Work item:
Would you repeat all the lines below, exactly as they stand?

Entries provided:
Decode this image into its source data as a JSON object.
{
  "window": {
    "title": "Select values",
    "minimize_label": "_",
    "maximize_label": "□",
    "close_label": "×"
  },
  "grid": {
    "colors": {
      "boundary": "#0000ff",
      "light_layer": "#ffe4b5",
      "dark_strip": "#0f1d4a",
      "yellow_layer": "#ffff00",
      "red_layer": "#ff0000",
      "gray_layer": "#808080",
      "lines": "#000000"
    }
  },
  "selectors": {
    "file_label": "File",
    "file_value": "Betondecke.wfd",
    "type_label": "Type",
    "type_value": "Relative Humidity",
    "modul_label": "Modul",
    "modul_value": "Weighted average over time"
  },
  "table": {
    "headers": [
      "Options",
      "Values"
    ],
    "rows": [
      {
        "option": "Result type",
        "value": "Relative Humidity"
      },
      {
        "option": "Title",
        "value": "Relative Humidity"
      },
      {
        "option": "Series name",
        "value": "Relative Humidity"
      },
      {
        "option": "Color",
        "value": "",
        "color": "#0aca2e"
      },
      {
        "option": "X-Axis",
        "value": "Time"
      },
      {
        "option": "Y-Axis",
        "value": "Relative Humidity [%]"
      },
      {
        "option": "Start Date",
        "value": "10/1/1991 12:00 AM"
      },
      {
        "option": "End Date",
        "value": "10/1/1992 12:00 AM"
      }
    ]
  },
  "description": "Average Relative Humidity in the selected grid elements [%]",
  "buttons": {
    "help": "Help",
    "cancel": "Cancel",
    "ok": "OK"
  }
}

Solution for this task:
Decode this image into its source data as a JSON object.
{
  "window": {
    "title": "Select values",
    "minimize_label": "_",
    "maximize_label": "□",
    "close_label": "×"
  },
  "grid": {
    "colors": {
      "boundary": "#0000ff",
      "light_layer": "#ffe4b5",
      "dark_strip": "#0f1d4a",
      "yellow_layer": "#ffff00",
      "red_layer": "#ff0000",
      "gray_layer": "#808080",
      "lines": "#000000"
    }
  },
  "selectors": {
    "file_label": "File",
    "file_value": "Betondecke.wfd",
    "type_label": "Type",
    "type_value": "Relative Humidity",
    "modul_label": "Modul",
    "modul_value": "Weighted average over time"
  },
  "table": {
    "headers": [
      "Options",
      "Values"
    ],
    "rows": [
      {
        "option": "Result type",
        "value": "Relative Humidity"
      },
      {
        "option": "Title",
        "value": "Relative Humidity"
      },
      {
        "option": "Series name",
        "value": "Relative Humidity"
      },
      {
        "option": "Color",
        "value": "",
        "color": "#0aca2e"
      },
      {
        "option": "X-Axis",
        "value": "Time"
      },
      {
        "option": "Y-Axis",
        "value": "Relative Humidity [%]"
      },
      {
        "option": "Start Date",
        "value": "10/1/1991 12:00 AM"
      },
      {
        "option": "End Date",
        "value": "10/1/1992 12:00 AM"
      }
    ]
  },
  "description": "Average Relative Humidity in the selected grid elements [%]",
  "buttons": {
    "help": "Help",
    "cancel": "Cancel",
    "ok": "OK"
  }
}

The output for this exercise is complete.